The Equal Employment Opportunity Commission (EEOC) is trying to buck a trend. While government budget cuts have become the norm, the EEOC is requesting for fiscal year 2012 an $18 million increase from 2011. The agency says it needs more money to restore enforcement and legal staff positions, modernize technology, and expand training, among other things. The wish list also includes 30 new investigators.

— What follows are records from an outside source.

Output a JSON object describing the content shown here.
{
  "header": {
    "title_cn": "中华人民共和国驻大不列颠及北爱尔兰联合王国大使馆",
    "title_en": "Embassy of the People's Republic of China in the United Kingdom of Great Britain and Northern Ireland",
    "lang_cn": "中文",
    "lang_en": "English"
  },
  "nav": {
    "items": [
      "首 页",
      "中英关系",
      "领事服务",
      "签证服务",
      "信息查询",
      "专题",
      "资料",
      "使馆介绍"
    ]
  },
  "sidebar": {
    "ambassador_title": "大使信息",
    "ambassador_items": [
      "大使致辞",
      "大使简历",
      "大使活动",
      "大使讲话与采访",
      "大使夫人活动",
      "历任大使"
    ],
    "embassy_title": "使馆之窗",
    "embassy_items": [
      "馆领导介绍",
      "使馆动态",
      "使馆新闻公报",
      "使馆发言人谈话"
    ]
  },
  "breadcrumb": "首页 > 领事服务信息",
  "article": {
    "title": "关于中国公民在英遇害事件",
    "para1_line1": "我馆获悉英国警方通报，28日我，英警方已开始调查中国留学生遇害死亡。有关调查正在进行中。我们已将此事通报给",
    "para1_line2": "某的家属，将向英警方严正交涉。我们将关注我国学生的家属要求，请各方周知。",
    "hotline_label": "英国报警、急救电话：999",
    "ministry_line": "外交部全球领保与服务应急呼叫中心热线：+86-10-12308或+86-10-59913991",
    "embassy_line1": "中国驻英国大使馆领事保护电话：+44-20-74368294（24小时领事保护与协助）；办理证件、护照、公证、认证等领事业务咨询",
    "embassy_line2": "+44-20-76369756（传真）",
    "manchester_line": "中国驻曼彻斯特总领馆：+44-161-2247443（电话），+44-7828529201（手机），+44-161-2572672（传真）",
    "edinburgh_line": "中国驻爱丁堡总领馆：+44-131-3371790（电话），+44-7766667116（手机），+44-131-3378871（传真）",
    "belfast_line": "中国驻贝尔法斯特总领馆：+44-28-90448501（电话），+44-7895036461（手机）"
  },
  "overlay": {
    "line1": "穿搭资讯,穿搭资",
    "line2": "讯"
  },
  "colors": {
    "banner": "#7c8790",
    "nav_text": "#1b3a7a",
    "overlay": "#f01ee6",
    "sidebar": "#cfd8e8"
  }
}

No matter what happens to the budget request, it’s clear the EEOC is ready to continue stepping up enforcement of the nation’s antidiscrimination laws. What can employers expect? A continued increase in various kinds of discrimination claims, according to Mark I. Schickman, a partner at Freeland Cooper & Foreman LLP in San Francisco and Susan Fahey Desmond, a partner in the New Orleans office of Jackson Lewis LLP. Desmond and Schickman highlighted some of the EEOC’s actions and priorities during a presentation at the Advanced Employment Issues Symposium held October 6 and 7 in Nashville, Tennessee.
Here are some categories of discrimination expected to continue to see an uptick:
Disability discrimination. The Americans with Disabilities Act (ADA) was amended in 2008, and “the EEOC is all over ADA claims,” Desmond says. The ADA Amendments Act (ADAAA) greatly expanded the pool of potential ADA claimants.
Schickman offers employers a word of warning about the EEOC’s focus on the ADAAA. Employers that automatically terminate an employee once a set period of time has passed, such as after six months or a year or after the exhaustion of leave under the Family and Medical Leave Act (FMLA), are on shaky legal ground because leave can be a reasonable accommodation under the ADA. With more people qualifying for ADA protection, “hard and fast rules will be a noose for you,” he says.
Age discrimination. Such cases can be tough to defend. “Every juror is either in the protected age group or aspires to get there,” Schickman says. Often employees have given clear signals that they plan to retire, but the poor economy is causing them to change their minds. Then when a supervisor says to an employee, “Didn’t you say you were going to retire?” the legal situation can get sticky if such a question is asked too often.
Succession planning that strays over the line into age discrimination isn’t the only age bias concern. Layoffs also can trigger age discrimination claims. Desmond points out that employers forced to implement layoffs naturally want to get rid of their weaker employees. Sometimes an older employee who is a little too comfortable at work can slack off and still get good performance reviews. That sets up a problem when an employee over 40 — and therefore protected by the Age Discrimination in Employment Act (ADEA) — gets let go. It looks like age discrimination because the documentation doesn’t indicate a performance problem.
Discrimination based on genetic information. In November 2010, the EEOC published regulations implementing the part of the Genetic Information Nondiscrimination Act (GINA) that pertains to employers. The law prohibits employers from discriminating on the basis of genetic information and from acquiring or disclosing genetic information. Genetic information includes family history and is broadly defined, Desmond says.
Since GINA is new on the books, employers haven’t had a lot of experience training on compliance. The EEOC’s charge statistics show 201 charges filed during fiscal year 2010, the first year any GINA charges were filed. That number is just 0.2 percent of all the year’s charges, according to the EEOC’s statistics. Even without drawing the number of charges that categories like race and sex discrimination show, GINA is still expected to have employers grappling with questions such as how to handle inadvertent disclosures of prohibited information.
Without specifically asking, employers often inadvertently learn genetic information through employee requests for reasonable accommodations, workers’ compensation inquiries, FMLA certifications, fitness-for-duty examinations, “overheard” conversations, “casual” conversations, social media, and more. Certain inquires will be deemed permissible, Desmond says. For example, “How are you? Did they catch it early?” would likely be permissible inquiries, but “probing” inquires such as “Does it run in your family?” cross the line.
Linda Walton of Perkins Coie LLP in Seattle, Washington, will discuss best practices for dealing with the EEOC and managing potential discrimination claims at the Advanced Employment Issues Symposium in Las Vegas on November 17 and 18, 2011.